=== Section Start ===

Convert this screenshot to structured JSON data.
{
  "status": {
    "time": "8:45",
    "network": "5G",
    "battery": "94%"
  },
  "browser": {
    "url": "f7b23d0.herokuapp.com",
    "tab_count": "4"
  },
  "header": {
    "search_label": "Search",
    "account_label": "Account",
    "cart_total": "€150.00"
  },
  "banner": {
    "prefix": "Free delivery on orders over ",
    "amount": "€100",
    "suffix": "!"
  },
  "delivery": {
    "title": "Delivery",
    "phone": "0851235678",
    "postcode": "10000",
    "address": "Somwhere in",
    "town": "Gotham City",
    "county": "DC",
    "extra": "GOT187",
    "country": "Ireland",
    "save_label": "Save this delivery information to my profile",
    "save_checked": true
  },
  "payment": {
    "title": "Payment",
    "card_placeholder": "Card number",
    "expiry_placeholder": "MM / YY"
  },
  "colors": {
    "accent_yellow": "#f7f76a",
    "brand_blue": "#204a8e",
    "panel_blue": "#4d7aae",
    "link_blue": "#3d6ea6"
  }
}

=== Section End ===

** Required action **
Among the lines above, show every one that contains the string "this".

** Written response **
Convert this screenshot to structured JSON data.
    "save_label": "Save this delivery information to my profile",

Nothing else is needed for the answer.